In the finest tradition of British sports car manufacturers, McLaren Automotive has produced beautiful cars and cars that are wonderful to drive – and it has done so while peering almost non-stop into the jaws of financial ruin.
What is it about car makers from this soggy isle that means they so often flirt with insolvency? It’s been true of Aston Martin and Lotus for decades, and it has been true for McLaren Automotive for the first decade or so of its existence. Its very first car, the clumsily named MP4-12C, arrived late and still not quite finished, but it arrived showing just enough potential for us to sit up and take notice.
And from there, McLaren Automotive’s progress as a supercar manufacturer to rival Ferrari and Lamborghini was spectacular – the 650S, the 570S, the P1 hybrid-powered hypercar and the 720S were all class-leading machines. Which is to say nothing of the likes of the 675LT, the 600LT and the 765LT, the track-focused ‘longtail’ variants that are lighter, faster and sharper still. Low-volume, big-ticket special like the Senna, Elva and Speedtail demonstrate how comfortably a seven-figure asking price sits atop the McLaren badge.
With a back catalogue as rich as that, you might think McLaren Automotive had the supercar making thing sussed – and yet, the company’s financial struggles are very well documented and its immediate future appears uncertain. The V6 hybrid Artura supercar to rival Ferrari’s 296 GTB carries a huge weight of expectation on its shoulders.
But whatever happens in the coming years, McLaren Automotive will always have that name. Founded by New Zealander Bruce McLaren, the name trails only Ferrari for Formula 1 prestige. On the subject of names, how about Lauda, Senna, Prost, Häkkinen and Hamilton?

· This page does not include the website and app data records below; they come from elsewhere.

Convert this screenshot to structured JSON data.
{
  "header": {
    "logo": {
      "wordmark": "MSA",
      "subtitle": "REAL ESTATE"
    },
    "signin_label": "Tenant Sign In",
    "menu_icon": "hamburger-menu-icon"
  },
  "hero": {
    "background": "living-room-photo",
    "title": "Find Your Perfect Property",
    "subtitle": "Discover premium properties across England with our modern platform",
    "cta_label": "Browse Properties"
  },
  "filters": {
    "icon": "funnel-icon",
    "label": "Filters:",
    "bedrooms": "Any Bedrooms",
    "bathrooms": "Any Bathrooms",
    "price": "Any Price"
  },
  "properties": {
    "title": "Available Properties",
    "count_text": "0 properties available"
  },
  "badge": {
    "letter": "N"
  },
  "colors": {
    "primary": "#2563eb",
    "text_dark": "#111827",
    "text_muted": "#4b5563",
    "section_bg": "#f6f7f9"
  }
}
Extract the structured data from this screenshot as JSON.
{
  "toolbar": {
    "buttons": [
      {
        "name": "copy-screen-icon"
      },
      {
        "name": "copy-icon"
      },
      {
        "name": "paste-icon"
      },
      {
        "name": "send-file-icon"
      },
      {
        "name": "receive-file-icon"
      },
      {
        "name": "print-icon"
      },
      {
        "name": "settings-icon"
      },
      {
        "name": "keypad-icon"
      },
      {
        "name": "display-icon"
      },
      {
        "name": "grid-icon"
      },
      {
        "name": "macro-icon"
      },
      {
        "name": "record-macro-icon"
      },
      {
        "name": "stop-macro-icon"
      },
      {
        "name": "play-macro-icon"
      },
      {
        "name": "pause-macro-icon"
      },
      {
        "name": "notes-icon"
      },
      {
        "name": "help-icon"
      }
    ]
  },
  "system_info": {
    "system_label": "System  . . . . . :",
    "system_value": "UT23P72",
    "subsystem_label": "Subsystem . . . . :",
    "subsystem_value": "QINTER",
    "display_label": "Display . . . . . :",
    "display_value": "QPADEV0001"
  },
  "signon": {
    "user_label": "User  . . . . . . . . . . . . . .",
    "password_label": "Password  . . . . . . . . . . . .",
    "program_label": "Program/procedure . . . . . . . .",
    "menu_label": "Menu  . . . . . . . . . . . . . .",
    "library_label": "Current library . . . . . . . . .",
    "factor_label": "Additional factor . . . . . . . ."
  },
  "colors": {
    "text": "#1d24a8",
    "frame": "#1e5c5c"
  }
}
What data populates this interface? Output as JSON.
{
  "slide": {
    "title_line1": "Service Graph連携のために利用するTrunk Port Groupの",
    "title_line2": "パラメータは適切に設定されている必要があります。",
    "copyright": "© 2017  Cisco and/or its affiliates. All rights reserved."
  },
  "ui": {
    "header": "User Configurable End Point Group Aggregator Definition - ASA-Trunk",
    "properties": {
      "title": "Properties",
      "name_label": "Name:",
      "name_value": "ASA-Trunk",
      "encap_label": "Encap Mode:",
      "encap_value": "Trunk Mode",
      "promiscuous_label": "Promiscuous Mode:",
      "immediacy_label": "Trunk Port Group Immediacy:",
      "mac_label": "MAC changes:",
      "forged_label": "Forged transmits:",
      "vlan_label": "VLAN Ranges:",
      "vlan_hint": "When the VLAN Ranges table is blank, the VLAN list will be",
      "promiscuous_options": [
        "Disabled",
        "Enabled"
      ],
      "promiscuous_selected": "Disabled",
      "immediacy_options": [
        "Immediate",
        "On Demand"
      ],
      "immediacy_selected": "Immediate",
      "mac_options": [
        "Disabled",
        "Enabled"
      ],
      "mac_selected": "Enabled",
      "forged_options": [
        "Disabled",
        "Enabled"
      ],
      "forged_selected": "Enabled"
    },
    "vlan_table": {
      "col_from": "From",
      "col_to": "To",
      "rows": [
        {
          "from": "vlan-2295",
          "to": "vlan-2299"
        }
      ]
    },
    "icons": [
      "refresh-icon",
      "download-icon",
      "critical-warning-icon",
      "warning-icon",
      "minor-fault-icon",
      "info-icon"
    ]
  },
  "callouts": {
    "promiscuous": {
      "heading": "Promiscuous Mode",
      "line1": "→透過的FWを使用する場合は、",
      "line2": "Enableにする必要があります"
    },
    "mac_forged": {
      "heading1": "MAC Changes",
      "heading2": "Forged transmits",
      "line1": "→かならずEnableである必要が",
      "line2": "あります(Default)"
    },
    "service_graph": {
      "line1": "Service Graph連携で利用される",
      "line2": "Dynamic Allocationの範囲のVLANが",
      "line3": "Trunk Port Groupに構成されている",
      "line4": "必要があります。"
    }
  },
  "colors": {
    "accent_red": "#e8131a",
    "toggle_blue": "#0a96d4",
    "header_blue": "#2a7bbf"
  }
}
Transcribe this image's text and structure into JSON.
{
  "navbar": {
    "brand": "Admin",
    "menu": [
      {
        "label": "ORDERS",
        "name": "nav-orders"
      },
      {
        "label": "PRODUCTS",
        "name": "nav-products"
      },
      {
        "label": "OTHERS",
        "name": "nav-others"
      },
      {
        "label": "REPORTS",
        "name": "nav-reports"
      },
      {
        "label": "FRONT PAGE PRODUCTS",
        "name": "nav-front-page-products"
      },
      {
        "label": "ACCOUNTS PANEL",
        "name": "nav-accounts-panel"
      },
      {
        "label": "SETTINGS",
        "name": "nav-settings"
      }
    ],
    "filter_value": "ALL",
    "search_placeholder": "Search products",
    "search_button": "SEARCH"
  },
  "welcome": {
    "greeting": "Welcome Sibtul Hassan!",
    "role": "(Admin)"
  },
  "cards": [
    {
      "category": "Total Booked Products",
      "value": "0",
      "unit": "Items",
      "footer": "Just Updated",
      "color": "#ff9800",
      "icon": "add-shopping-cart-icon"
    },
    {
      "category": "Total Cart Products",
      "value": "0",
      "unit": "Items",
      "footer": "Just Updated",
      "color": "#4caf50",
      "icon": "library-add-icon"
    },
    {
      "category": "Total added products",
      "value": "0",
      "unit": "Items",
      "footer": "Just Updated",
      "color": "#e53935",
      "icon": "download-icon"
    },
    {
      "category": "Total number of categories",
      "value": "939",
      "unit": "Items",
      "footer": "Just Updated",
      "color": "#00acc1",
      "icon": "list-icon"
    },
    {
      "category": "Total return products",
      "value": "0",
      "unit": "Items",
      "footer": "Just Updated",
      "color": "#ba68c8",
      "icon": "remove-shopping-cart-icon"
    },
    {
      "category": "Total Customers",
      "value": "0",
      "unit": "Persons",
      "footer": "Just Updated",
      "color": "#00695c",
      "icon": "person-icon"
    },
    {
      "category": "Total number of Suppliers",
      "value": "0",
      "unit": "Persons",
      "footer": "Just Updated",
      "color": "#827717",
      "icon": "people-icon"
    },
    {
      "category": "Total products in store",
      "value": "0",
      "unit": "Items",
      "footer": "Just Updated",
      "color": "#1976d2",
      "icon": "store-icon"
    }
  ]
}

All F1 greats who have won championships with the Woking team, and all a reminder that McLaren will always deserve its place at the top table – be that F1 or the even tougher supercar game.